The President's rationale - not his authority to declare such an emergency - would almost certainly be challenged in the courts and at least at the lower court level would likely be blocked. Particularly in the legendary 9th Circuit.
The history is that such declarations invariably go to the Supreme Court and the SC invariably sides with the Executive. However, only under very rare circumstances is such a challenge given expedited consideration and there, from the President's perspective, is the problem. It is possible it could be years and, assuming that the President is not re-elected, it would mean that his win would come after he left office.
As an aside, the President would almost certainly win a court challenge in the end. The Supreme Court has a tradition of deferring to the Executive in such matters, Indeed, President Carter was the first to use - and be challenged for - a national emergency declaration. Over the swine flu. He won.
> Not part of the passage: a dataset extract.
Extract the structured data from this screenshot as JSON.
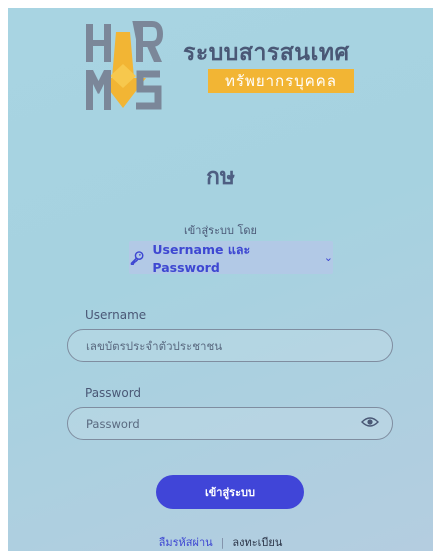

That latter point is also relevant for those Democrats who claim that there is no national emergency. For them it is not an emergency - unless government workers don't get their paychecks on time. Unless immigrant children die - as at least two have. Then, well...
The bottom line is that the Court will not second guess the Executive. If the swine flu can pass muster, after all. However, that makes it a dangerous tool. It either sets a precedent that becomes a usurpation of the legitimate powers of Congress, or if the President should lose, the power of the Executive could be circumscribed in ways that might be useful under more urgent circumstances. (See also the terrorist attacks of 9/11 as Exhibit A.)
Summing it up, a national emergency declaration is playing with dynamite and is best left not made. As Burke said, grievances are best endured until they become abuses - and so it is in this case. There is just not enough there, and the danger of a bad precedent is too great for a declaration to be a good idea.
Given this President's proclivity for playing with political dynamite, however, one despairs that he will not wake up one morning and declare an emergency. Not on the basis of any prudent calculation, but because of little more than his transient moods. Interestingly, however, in that connection, the President has one motive to make an emergency declaration as a way to extricate himself from the shutdown and gain a win of sorts.
The President built his reputation as a populist raging against the "Swamp." An emergency declaration divides the GOP overall, but fighting the "establishment" resonates with his core constituency - particularly lower middle income and blue collar workers - within the party.
Were the President to declare an emergency and then be stayed in the courts, it would be a way for him to say that he did all that he could but that the "Swamp" blocked him. That message would undoubtedly ring true to the President's constituency and cause it to rally to his side, thereby also pulling them away from the Democratic party to whom they were previously loyal until the 2016 election.
The President wins by losing - ditto a scenario where he would be abandoned by Congressional Republicans - and perhaps the only thing
mitigating against it is the President's narcissism. He does not like to be seen as losing.
Add it all up, an emergency declaration would be a bad precedent that divides the GOP. Pandora ought not open that particular box.